flash in the pan:

From the days of flintlock firearms, where the main charge was intended to be fired by a small charge of gunpowder in the priming pan. If the resultant fire did not pass through the touch-hole and ignite the main charge, the momentary coruscation produced noise and smoke, but no substantial effect, and was termed a “flash in the pan”. Sometimes called “fluff in the pan”, the term refers to any ineffectual, short, spasmodic effort which dies in the attempt, such as an explosion of priming in the lockpan of a gun, while the gun itself does not go off.

Source: Wiktionary

The shots of Dominic and Matthew are production stills and not frames from the film.

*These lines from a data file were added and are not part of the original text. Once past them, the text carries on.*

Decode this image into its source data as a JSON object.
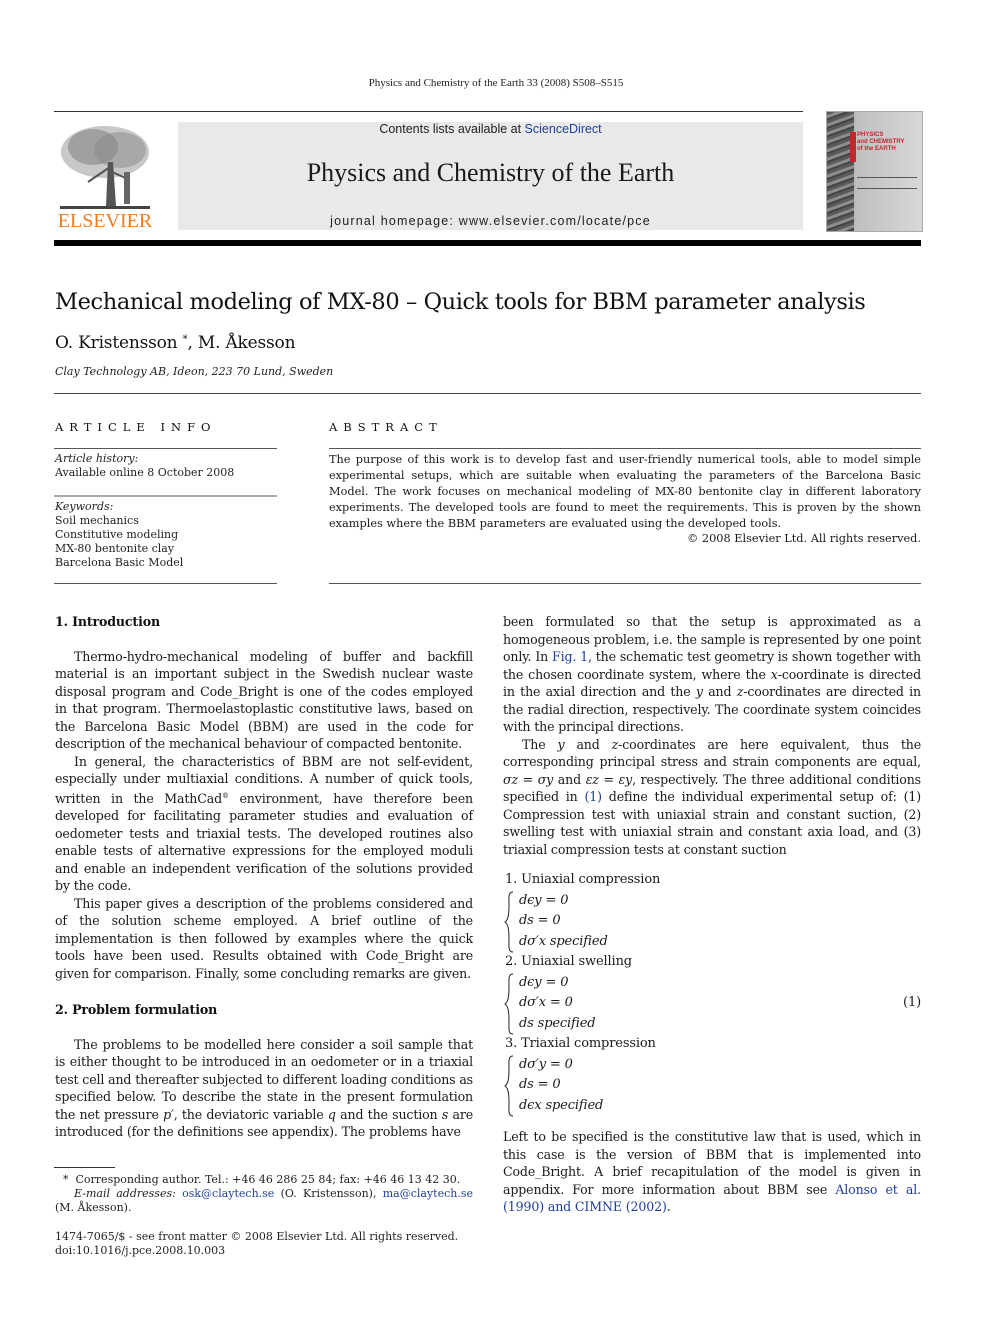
{
  "header": {
    "running_head": "Physics and Chemistry of the Earth 33 (2008) S508–S515",
    "publisher_logo_text": "ELSEVIER",
    "contents_prefix": "Contents lists available at ",
    "contents_link": "ScienceDirect",
    "journal_title": "Physics and Chemistry of the Earth",
    "journal_homepage": "journal homepage: www.elsevier.com/locate/pce",
    "cover_title_lines": [
      "PHYSICS",
      "and CHEMISTRY",
      "of the EARTH"
    ]
  },
  "article": {
    "title": "Mechanical modeling of MX-80 – Quick tools for BBM parameter analysis",
    "authors": "O. Kristensson",
    "author_mark": "*",
    "authors_rest": ", M. Åkesson",
    "affiliation": "Clay Technology AB, Ideon, 223 70 Lund, Sweden"
  },
  "article_info": {
    "label": "ARTICLE INFO",
    "history_label": "Article history:",
    "history_value": "Available online 8 October 2008",
    "keywords_label": "Keywords:",
    "keywords": [
      "Soil mechanics",
      "Constitutive modeling",
      "MX-80 bentonite clay",
      "Barcelona Basic Model"
    ]
  },
  "abstract": {
    "label": "ABSTRACT",
    "text": "The purpose of this work is to develop fast and user-friendly numerical tools, able to model simple experimental setups, which are suitable when evaluating the parameters of the Barcelona Basic Model. The work focuses on mechanical modeling of MX-80 bentonite clay in different laboratory experiments. The developed tools are found to meet the requirements. This is proven by the shown examples where the BBM parameters are evaluated using the developed tools.",
    "copyright": "© 2008 Elsevier Ltd. All rights reserved."
  },
  "sections": {
    "intro": {
      "heading": "1. Introduction",
      "p1": "Thermo-hydro-mechanical modeling of buffer and backfill material is an important subject in the Swedish nuclear waste disposal program and Code_Bright is one of the codes employed in that program. Thermoelastoplastic constitutive laws, based on the Barcelona Basic Model (BBM) are used in the code for description of the mechanical behaviour of compacted bentonite.",
      "p2a": "In general, the characteristics of BBM are not self-evident, especially under multiaxial conditions. A number of quick tools, written in the MathCad",
      "p2_reg": "®",
      "p2b": " environment, have therefore been developed for facilitating parameter studies and evaluation of oedometer tests and triaxial tests. The developed routines also enable tests of alternative expressions for the employed moduli and enable an independent verification of the solutions provided by the code.",
      "p3": "This paper gives a description of the problems considered and of the solution scheme employed. A brief outline of the implementation is then followed by examples where the quick tools have been used. Results obtained with Code_Bright are given for comparison. Finally, some concluding remarks are given."
    },
    "problem": {
      "heading": "2. Problem formulation",
      "p1a": "The problems to be modelled here consider a soil sample that is either thought to be introduced in an oedometer or in a triaxial test cell and thereafter subjected to different loading conditions as specified below. To describe the state in the present formulation the net pressure ",
      "p1_var1": "p′",
      "p1b": ", the deviatoric variable ",
      "p1_var2": "q",
      "p1c": " and the suction ",
      "p1_var3": "s",
      "p1d": " are introduced (for the definitions see appendix). The problems have",
      "right_p1a": "been formulated so that the setup is approximated as a homogeneous problem, i.e. the sample is represented by one point only. In ",
      "right_fig_link": "Fig. 1",
      "right_p1b": ", the schematic test geometry is shown together with the chosen coordinate system, where the ",
      "right_x": "x",
      "right_p1c": "-coordinate is directed in the axial direction and the ",
      "right_y": "y",
      "right_p1d": " and ",
      "right_z": "z",
      "right_p1e": "-coordinates are directed in the radial direction, respectively. The coordinate system coincides with the principal directions.",
      "right_p2a": "The ",
      "right_p2b": " and ",
      "right_p2c": "-coordinates are here equivalent, thus the corresponding principal stress and strain components are equal, ",
      "right_sigma_eq": "σz = σy",
      "right_p2d": " and ",
      "right_eps_eq": "εz = εy",
      "right_p2e": ", respectively. The three additional conditions specified in ",
      "right_eq_link": "(1)",
      "right_p2f": " define the individual experimental setup of: (1) Compression test with uniaxial strain and constant suction, (2) swelling test with uniaxial strain and constant axia load, and (3) triaxial compression tests at constant suction",
      "equations": [
        {
          "title": "1. Uniaxial compression",
          "lines": [
            "dϵy = 0",
            "ds = 0",
            "dσ′x   specified"
          ]
        },
        {
          "title": "2. Uniaxial swelling",
          "lines": [
            "dϵy = 0",
            "dσ′x = 0",
            "ds   specified"
          ]
        },
        {
          "title": "3. Triaxial compression",
          "lines": [
            "dσ′y = 0",
            "ds = 0",
            "dϵx   specified"
          ]
        }
      ],
      "equation_number": "(1)",
      "right_p3a": "Left to be specified is the constitutive law that is used, which in this case is the version of BBM that is implemented into Code_Bright. A brief recapitulation of the model is given in appendix. For more information about BBM see ",
      "right_ref_link": "Alonso et al. (1990) and CIMNE (2002)",
      "right_p3b": "."
    }
  },
  "footnotes": {
    "mark": "*",
    "corresponding": "Corresponding author. Tel.: +46 46 286 25 84; fax: +46 46 13 42 30.",
    "email_label": "E-mail addresses:",
    "email1": "osk@claytech.se",
    "email1_name": " (O. Kristensson), ",
    "email2": "ma@claytech.se",
    "email2_name": " (M. Åkesson).",
    "front_matter": "1474-7065/$ - see front matter © 2008 Elsevier Ltd. All rights reserved.",
    "doi": "doi:10.1016/j.pce.2008.10.003"
  },
  "colors": {
    "link": "#1f3f9a",
    "elsevier_orange": "#ee7d22",
    "banner_bg": "#e9e9e9"
  }
}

Remember to add 8 hours to the time stamp to get U.K. time.